Such is the impact of loss of communications that the only way to avoid defeat is to retaliate in a like fashion before the first bang. That way neither side wins and the cockroaches rule the earth.
 
#14
Is it true that EMP can be produced by natural phenomena (solar flares, etc)? Or is that just media scaremongering?
 
#15
Is it true that EMP can be produced by natural phenomena (solar flares, etc)? Or is that just media scaremongering?
IIRC High solar activity can cause vast electromagnetic fields radiating into space and does affect power transmission grids .
 
#16
Is it true that EMP can be produced by natural phenomena (solar flares, etc)? Or is that just media scaremongering?
Nope, it's true. However, given the distance from the Sun as opposed to the distance from a large exo-atmospheric bucket of instant sunshine, there is much less power available to do the damage.

The smashing bit about EMP is that it has a greater radius than the blast area and doesn't depend on the wind to carry fall out.
You'll not get any fallout from an exo-atmospheric blast - the ones designed for EMP. In fact, you only get significant fall-out if the main fireball contacts the ground.
 
#17
Good idea to turn off the kit before the blast, but how would you pass the message to turn off the equipment if the kit was turned off?

As I remember looking at a easily interpreted circuit diag of one on the Clansman radios (353?) there was some form of auto shunt (diodes) that would ground any large EMP as it started to melt the 4 whilps you had as an antenna .

In fact there must be as I recall one of the FFR dets driving through Krefeld with 4 whips up and as the driver crossed under the over head tram lines there was a rather large bang and lots of sparks but after new whips were attached the radio still worked.
 
#19

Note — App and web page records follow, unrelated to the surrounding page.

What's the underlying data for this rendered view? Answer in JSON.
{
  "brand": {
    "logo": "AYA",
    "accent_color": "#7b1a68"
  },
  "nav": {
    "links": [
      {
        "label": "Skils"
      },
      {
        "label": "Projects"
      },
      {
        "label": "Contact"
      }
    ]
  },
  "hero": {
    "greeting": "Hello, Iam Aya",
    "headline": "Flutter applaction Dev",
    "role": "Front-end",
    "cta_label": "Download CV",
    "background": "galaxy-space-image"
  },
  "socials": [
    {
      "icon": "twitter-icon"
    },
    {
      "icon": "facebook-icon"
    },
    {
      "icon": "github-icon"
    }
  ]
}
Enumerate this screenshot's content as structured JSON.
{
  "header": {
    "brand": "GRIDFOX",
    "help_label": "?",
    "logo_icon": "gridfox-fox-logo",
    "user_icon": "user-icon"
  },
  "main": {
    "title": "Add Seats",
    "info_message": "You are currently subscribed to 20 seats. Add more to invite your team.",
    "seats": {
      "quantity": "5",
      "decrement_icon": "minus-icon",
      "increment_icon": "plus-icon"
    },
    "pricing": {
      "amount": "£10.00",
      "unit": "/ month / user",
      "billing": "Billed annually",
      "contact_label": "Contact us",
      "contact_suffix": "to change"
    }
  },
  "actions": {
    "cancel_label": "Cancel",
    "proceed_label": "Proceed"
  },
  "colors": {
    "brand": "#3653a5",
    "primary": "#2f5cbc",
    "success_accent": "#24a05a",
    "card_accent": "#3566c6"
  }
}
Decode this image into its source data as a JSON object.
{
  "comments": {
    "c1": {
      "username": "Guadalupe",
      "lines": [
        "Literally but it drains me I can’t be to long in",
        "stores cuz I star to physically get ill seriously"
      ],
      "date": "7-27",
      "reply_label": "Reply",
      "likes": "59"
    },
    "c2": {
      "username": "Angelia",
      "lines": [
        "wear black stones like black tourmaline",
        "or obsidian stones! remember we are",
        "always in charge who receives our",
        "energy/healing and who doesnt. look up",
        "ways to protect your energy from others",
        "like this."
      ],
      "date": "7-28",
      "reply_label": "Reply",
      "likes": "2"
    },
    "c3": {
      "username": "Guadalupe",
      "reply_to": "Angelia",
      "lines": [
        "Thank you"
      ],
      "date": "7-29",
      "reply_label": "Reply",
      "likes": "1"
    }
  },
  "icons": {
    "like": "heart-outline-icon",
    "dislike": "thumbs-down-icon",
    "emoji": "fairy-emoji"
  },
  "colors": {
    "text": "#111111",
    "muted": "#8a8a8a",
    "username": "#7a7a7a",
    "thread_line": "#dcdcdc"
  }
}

AlienFTM

MIA
Book Reviewer
#20
In fact there must be as I recall one of the FFR dets driving through Krefeld with 4 whips up and as the driver crossed under the over head tram lines there was a rather large bang and lots of sparks but after new whips were attached the radio still worked.
In the early summer of 1982 I was commanding a Spartan somewhere near Bielefeld, chasing my section commander in a Scorpion on a hot sultry afternoon after days of hot sunshine. Dust everywhere. In the blink of an eye, black clouds filled the horizon and before I knew it we were being drenched by an almighty thunderstorm. Then the engine fire alarm activated. Took me a second to work out what the fecking noise was. I told the driver to stop and activated the engine fire extinguisher before bailing out.

After five minutes and no raging torrent from the engine decks, I took a peek inside: nothing untoward. We eventually caught up with the squadron in a leaguer and Bluebell had a look. While he had his head inside the engine compartment, the gunner of 22A, who had been looking backwards as per non-tactical driving SOP, informed me that we'd been struck by lightning.

Goes to prove lightning can strike twice: I'd been taking a shower during a thunderstorm in Colombia aged 11, listening to the thunder getting louder and louder. Suddenly I found myself on the bathroom floor unaware of how I got there and a strong smell of ozone in the air. Grabbed a towel, staggered out to hear my parents agreeing "that was a close one!"
 

Similar threads

Latest Threads

Top